You cannot overemphasize the importance of communication. Whether it's conveying the ministry's vision or providing information on where to find extra supplies, you must communicate repeatedly. As a leader, one of the most critical skills to develop is clear communication. If your team doesn't know or understand what to do, they will only hinder progress and make mistakes.

When strategically planning your ministry, dedicate time to create a communication plan. Carefully craft your emails (and have someone review them), practice what you're going to say, and don't hesitate to reiterate the message multiple times. When your team receives the message clearly, it builds trust and confidence. Clear communication empowers your team members to understand their roles and make independent decisions when troubleshooting.

People are messy; therefore, management is too

As your team grows, managing them becomes increasingly challenging due to the accompanying mess.

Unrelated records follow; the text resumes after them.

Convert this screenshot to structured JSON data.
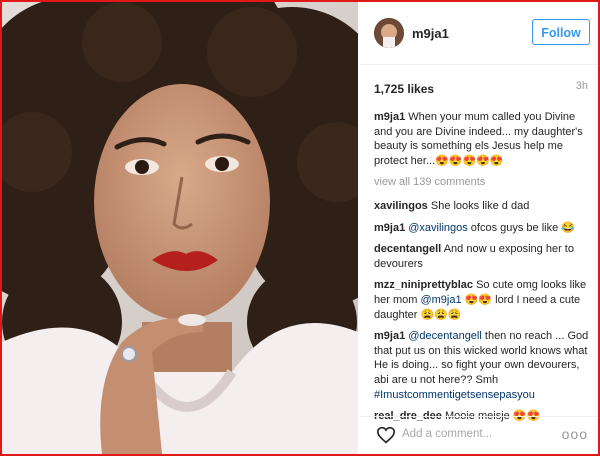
{
  "post": {
    "username": "m9ja1",
    "follow_label": "Follow",
    "likes": "1,725 likes",
    "time": "3h",
    "view_all": "view all 139 comments",
    "add_comment_placeholder": "Add a comment...",
    "more_glyph": "ooo"
  },
  "caption": {
    "user": "m9ja1",
    "text": "When your mum called you Divine and you are Divine indeed... my daughter's beauty is something els Jesus help me protect her...😍😍😍😍😍"
  },
  "comments": [
    {
      "user": "xavilingos",
      "mention": "",
      "text": "She looks like d dad",
      "tag": ""
    },
    {
      "user": "m9ja1",
      "mention": "@xavilingos",
      "text": "ofcos guys be like 😂",
      "tag": ""
    },
    {
      "user": "decentangell",
      "mention": "",
      "text": "And now u exposing her to devourers",
      "tag": ""
    },
    {
      "user": "mzz_niniprettyblac",
      "mention": "@m9ja1",
      "text_before": "So cute omg looks like her mom",
      "text": "😍😍 lord I need a cute daughter 😩😩😩",
      "tag": ""
    },
    {
      "user": "m9ja1",
      "mention": "@decentangell",
      "text": "then no reach ... God that put us on this wicked world knows what He is doing... so fight your own devourers, abi are u not here?? Smh",
      "tag": "#Imustcommentigetsensepasyou"
    },
    {
      "user": "real_dre_dee",
      "mention": "",
      "text": "Mooie meisje 😍😍",
      "tag": ""
    }
  ]
}
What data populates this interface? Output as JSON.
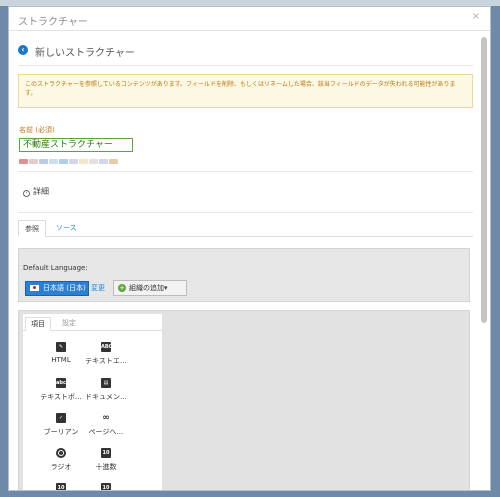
{
  "modal": {
    "title": "ストラクチャー",
    "close": "×"
  },
  "header": {
    "back_icon": "arrow-left-icon",
    "page_title": "新しいストラクチャー"
  },
  "warning": "このストラクチャーを参照しているコンテンツがあります。フィールドを削除、もしくはリネームした場合、該当フィールドのデータが失われる可能性があります。",
  "name": {
    "label": "名前 (必須)",
    "value": "不動産ストラクチャー"
  },
  "details": "詳細",
  "tabs": [
    "参照",
    "ソース"
  ],
  "language": {
    "label": "Default Language:",
    "selected": "日本語 (日本)",
    "change": "変更",
    "add_org": "組織の追加▾"
  },
  "fields_tabs": [
    "項目",
    "設定"
  ],
  "fields": [
    {
      "label": "HTML",
      "icon": "pencil-icon",
      "glyph": "✎"
    },
    {
      "label": "テキストエ…",
      "icon": "text-area-icon",
      "glyph": "ABC"
    },
    {
      "label": "テキストボ…",
      "icon": "text-box-icon",
      "glyph": "abc"
    },
    {
      "label": "ドキュメン…",
      "icon": "document-icon",
      "glyph": "▤"
    },
    {
      "label": "ブーリアン",
      "icon": "checkbox-icon",
      "glyph": "✓"
    },
    {
      "label": "ページへ…",
      "icon": "link-icon",
      "glyph": "∞"
    },
    {
      "label": "ラジオ",
      "icon": "radio-icon",
      "glyph": ""
    },
    {
      "label": "十進数",
      "icon": "decimal-icon",
      "glyph": "10"
    },
    {
      "label": "",
      "icon": "integer-icon",
      "glyph": "10"
    },
    {
      "label": "",
      "icon": "number-icon",
      "glyph": "10"
    }
  ]
}
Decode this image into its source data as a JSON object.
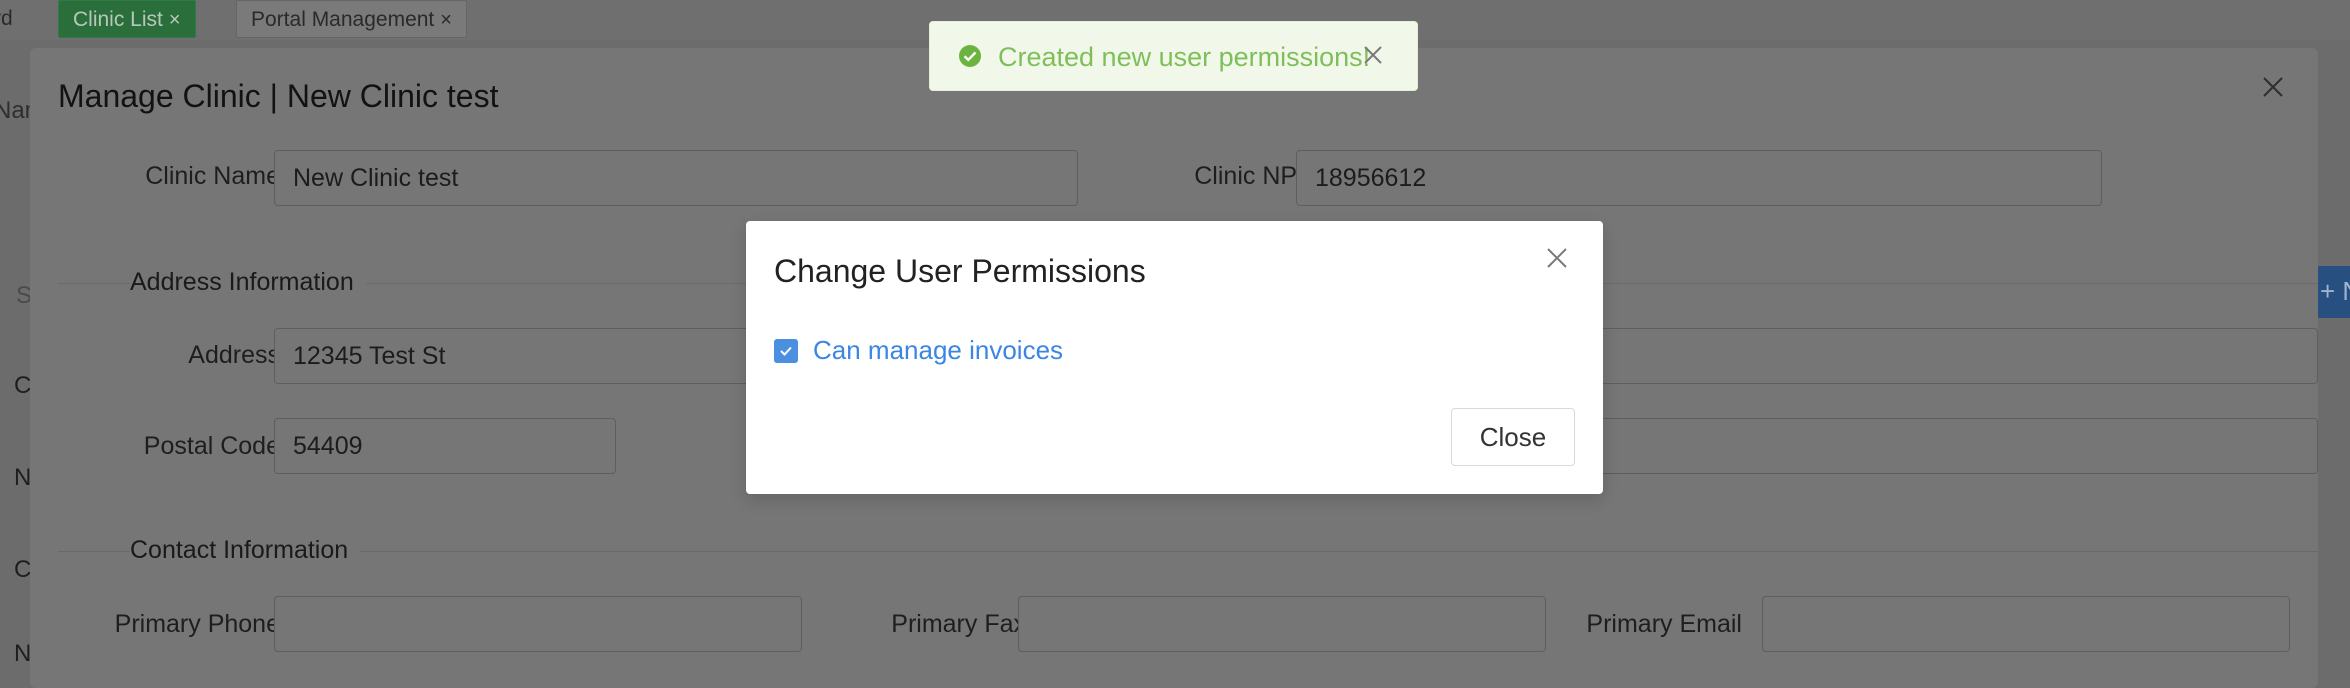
{
  "tabs": [
    {
      "label": "rd"
    },
    {
      "label": "Clinic List",
      "close": "×"
    },
    {
      "label": "Portal Management",
      "close": "×"
    }
  ],
  "background_edge_text": {
    "nam": "Nam",
    "s": "S",
    "c1": "C",
    "n": "N",
    "c2": "C",
    "n2": "N",
    "plus": "+ N"
  },
  "outer_modal": {
    "title": "Manage Clinic | New Clinic test",
    "clinic_name_label": "Clinic Name",
    "clinic_name_value": "New Clinic test",
    "clinic_npi_label": "Clinic NPI",
    "clinic_npi_value": "18956612",
    "address_section": "Address Information",
    "address_label": "Address",
    "address_value": "12345 Test St",
    "postal_label": "Postal Code",
    "postal_value": "54409",
    "contact_section": "Contact Information",
    "primary_phone_label": "Primary Phone",
    "primary_phone_value": "",
    "primary_fax_label": "Primary Fax",
    "primary_fax_value": "",
    "primary_email_label": "Primary Email",
    "primary_email_value": ""
  },
  "permissions_modal": {
    "title": "Change User Permissions",
    "permission_label": "Can manage invoices",
    "permission_checked": true,
    "close_button": "Close"
  },
  "toast": {
    "message": "Created new user permissions!",
    "type": "success"
  },
  "colors": {
    "accent_blue": "#4a8fe0",
    "success_green": "#7fbf5a",
    "active_tab": "#2a6e3b"
  }
}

Growth brings change, and although we desire it, we often become upset when it affects us directly.

Managing people in general is messy because it involves emotions and dealing with personal issues that impact the ministry. Embrace patience and learn forgiveness. At times, you'll need to set aside personal matters to support a volunteer or staff member who is learning something new or going through a difficult time. Actively listen and offer empathy. The more you walk alongside your team, the less likely they are to walk away.

Never stop investing in your own formation

As your team grows, your management style will evolve, making your personal development as a leader crucial. Never stop investing in yourself, particularly regarding human formation, such as conflict management and public speaking. Your interactions with people and delegation of tasks will change.

What worked with a small team won't necessarily work with a larger one. Alongside human formation, invest in your spiritual, intellectual, and pastoral growth. The more you equip yourself with resources, strategies, and God's grace, the better you'll be at sharing those with your team. Healthy leaders build healthy teams.

Remember, you can never have too many leaders. Your team will only be too big if you're not prepared to address the growth and changing dynamics. Don't be afraid of having a large team because empowering more people to do God's work allows the spread of the Good News. Continue investing in yourself, and if you desire more resources on leading and supporting others, subscribe to our Premium Newsletter HERE or sign up for a free coaching consultation HERE.

Similar posts

Get notified on blog posts, updates and all things MYM

Be the first to know about new happenings from Marathon Youth Ministry Inc, from blog posts, to webinars and professional development opportunities.